[Dataset rows describing interfaces]
BEGIN
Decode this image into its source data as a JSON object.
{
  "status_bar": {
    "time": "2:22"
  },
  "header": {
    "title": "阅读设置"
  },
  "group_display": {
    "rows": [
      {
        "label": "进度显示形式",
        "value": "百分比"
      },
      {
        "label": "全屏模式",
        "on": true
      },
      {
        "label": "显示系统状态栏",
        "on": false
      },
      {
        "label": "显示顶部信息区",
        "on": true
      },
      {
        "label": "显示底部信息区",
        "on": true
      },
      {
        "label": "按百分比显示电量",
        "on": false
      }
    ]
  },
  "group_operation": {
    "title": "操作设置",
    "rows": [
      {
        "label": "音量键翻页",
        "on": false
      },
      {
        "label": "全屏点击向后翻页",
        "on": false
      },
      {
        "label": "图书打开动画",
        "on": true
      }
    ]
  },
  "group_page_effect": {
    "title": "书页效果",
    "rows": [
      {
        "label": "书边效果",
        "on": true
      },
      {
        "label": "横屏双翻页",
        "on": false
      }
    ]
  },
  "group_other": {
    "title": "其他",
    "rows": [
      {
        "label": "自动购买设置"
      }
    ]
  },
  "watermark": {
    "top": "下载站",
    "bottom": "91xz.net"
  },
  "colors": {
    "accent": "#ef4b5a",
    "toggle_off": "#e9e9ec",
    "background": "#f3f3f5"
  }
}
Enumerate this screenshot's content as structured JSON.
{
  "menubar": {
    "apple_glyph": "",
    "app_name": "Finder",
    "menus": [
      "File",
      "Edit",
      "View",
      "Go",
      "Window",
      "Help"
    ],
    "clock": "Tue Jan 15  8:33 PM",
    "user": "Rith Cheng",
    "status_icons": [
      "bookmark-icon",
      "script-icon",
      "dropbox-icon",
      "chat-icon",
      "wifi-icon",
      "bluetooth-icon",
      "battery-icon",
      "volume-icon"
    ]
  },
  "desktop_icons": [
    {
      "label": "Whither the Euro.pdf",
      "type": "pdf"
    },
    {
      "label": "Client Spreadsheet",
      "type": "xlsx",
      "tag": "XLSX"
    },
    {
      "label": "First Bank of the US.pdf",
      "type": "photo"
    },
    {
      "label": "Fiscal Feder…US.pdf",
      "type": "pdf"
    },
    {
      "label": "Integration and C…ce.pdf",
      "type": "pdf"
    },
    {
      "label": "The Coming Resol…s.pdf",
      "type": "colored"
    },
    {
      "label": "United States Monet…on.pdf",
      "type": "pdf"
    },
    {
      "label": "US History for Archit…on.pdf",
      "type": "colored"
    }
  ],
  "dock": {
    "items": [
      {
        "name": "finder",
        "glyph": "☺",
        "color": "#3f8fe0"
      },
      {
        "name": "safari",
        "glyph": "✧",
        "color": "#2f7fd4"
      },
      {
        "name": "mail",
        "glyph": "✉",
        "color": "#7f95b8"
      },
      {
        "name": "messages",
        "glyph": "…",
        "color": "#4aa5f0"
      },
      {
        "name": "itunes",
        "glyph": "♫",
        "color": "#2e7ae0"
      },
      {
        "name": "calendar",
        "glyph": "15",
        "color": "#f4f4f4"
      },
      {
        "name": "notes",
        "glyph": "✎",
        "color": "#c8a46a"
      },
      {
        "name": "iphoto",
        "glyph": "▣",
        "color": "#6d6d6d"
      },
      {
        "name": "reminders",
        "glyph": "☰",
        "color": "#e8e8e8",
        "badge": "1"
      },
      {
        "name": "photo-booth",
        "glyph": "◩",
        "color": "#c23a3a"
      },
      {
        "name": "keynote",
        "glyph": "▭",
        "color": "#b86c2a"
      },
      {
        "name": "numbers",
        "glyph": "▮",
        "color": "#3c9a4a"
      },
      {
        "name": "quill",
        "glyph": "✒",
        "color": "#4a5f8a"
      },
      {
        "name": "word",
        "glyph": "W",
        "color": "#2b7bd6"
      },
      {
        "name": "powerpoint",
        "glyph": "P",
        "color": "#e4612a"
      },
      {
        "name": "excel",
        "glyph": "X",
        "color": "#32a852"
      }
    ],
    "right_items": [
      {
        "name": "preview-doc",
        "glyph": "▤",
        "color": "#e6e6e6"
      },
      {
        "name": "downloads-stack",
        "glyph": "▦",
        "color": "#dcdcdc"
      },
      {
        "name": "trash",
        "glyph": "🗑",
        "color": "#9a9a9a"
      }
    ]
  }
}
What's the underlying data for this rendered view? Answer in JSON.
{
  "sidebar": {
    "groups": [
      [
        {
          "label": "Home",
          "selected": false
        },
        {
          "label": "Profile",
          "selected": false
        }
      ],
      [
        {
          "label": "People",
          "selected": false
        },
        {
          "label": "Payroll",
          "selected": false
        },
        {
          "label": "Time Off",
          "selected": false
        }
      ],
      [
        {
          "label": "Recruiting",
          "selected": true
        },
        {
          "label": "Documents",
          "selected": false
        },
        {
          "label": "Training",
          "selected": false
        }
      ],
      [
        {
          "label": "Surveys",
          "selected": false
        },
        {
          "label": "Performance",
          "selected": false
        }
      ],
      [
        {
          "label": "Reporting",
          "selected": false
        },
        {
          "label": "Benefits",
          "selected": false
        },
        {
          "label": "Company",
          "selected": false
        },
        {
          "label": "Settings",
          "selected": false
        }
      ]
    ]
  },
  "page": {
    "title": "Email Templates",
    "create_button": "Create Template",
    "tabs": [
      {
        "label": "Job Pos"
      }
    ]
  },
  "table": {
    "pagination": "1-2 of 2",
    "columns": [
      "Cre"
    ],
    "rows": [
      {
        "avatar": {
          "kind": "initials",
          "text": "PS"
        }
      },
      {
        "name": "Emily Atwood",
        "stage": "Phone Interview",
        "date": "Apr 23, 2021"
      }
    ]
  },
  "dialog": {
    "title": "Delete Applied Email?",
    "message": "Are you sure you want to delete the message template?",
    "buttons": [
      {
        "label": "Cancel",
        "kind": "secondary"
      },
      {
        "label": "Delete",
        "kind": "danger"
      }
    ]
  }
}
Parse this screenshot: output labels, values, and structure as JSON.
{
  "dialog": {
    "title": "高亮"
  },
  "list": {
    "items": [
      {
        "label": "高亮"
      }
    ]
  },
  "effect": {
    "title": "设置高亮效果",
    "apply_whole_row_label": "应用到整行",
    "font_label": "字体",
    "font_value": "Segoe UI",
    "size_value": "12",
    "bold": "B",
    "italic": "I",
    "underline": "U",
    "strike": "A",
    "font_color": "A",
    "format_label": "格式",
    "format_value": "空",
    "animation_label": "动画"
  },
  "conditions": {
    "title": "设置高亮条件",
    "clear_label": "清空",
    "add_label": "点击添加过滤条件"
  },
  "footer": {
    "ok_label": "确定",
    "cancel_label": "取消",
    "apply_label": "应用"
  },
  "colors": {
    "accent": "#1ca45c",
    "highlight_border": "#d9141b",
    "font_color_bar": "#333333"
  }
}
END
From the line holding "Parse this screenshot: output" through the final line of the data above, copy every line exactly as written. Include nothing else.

- Exercise response -
Parse this screenshot: output labels, values, and structure as JSON.
{
  "dialog": {
    "title": "高亮"
  },
  "list": {
    "items": [
      {
        "label": "高亮"
      }
    ]
  },
  "effect": {
    "title": "设置高亮效果",
    "apply_whole_row_label": "应用到整行",
    "font_label": "字体",
    "font_value": "Segoe UI",
    "size_value": "12",
    "bold": "B",
    "italic": "I",
    "underline": "U",
    "strike": "A",
    "font_color": "A",
    "format_label": "格式",
    "format_value": "空",
    "animation_label": "动画"
  },
  "conditions": {
    "title": "设置高亮条件",
    "clear_label": "清空",
    "add_label": "点击添加过滤条件"
  },
  "footer": {
    "ok_label": "确定",
    "cancel_label": "取消",
    "apply_label": "应用"
  },
  "colors": {
    "accent": "#1ca45c",
    "highlight_border": "#d9141b",
    "font_color_bar": "#333333"
  }
}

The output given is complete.